10. BWAF supports the principle of BW’s proposed late payment charge [11]

AWCC support the proposal for a late payment charge.

11. Consider the practicality of regularly validating customer declarations of home mooring [14.2]

AWCC support this proposal.

12. Licence should more clearly show the type of licence and the type of mooring [14.3]

AWCC support this proposal.

13. Builders should be invited to report new boat deliveries to BW [14.5]

AWCC support this proposal.

14. Increases in fees beyond inflation should be related to measured improvements in standards for which boaters themselves had asked [16.5]

The AWCC has proposed in its opening comments that because of the extreme economic circumstances, the licence fee increases for 2009 should be restricted to the general level of inflation (RPI).  We ask that BW consult with the Government on this matter.  From 2010 onward, we would wish to see a resumption of the formula based approach, that AWCC were instrumental in encouraging when it was first introduced, which would reflect the inflation factors relevant to BW with an efficiency factor.  Particularly in the current financial circumstances, we believe that licence fees must not be continually increased above inflation, as it will eventually restrict boat owning to the very rich.  This is not a principle contain in the Government’s social inclusion policies.  Charging for “improvements” is a method seen not to work in the Environment Agency situation and we are equally sceptical in the case of BW.  BW’s third party and commercial income should fund improvements and we would give every encouragement to BW to increase this area of resource.

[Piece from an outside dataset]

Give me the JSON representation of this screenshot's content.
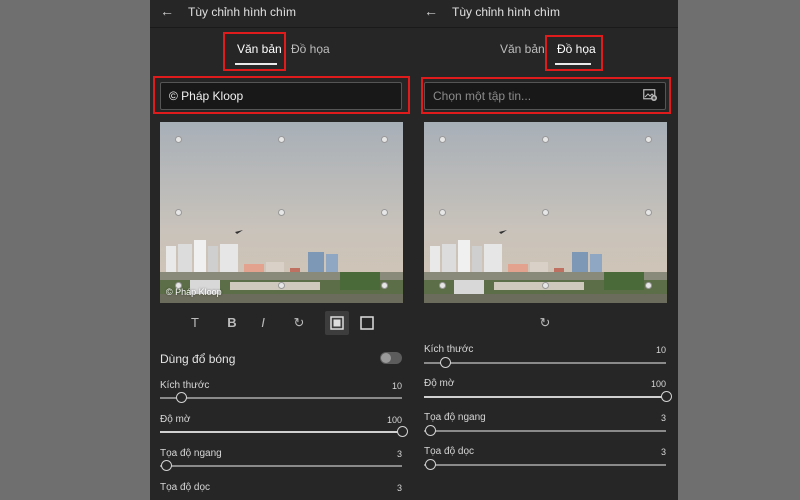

The AWCC believe that the licence terms and conditions do need a thorough overhaul, as they have been tinkered with over many years.  On balance, we think that that the proposals have not addressed the issue of overall fairness and that others may see them as more tinkering around the edges.  We suggest a more wide ranging review.

David Pearce

National Chairman
Association of Waterways Cruising Clubs

For more information please contact Brian Rich, AWCC communications Officer

The full letter is available as a PDF here: AWCC responds to licence fee consultation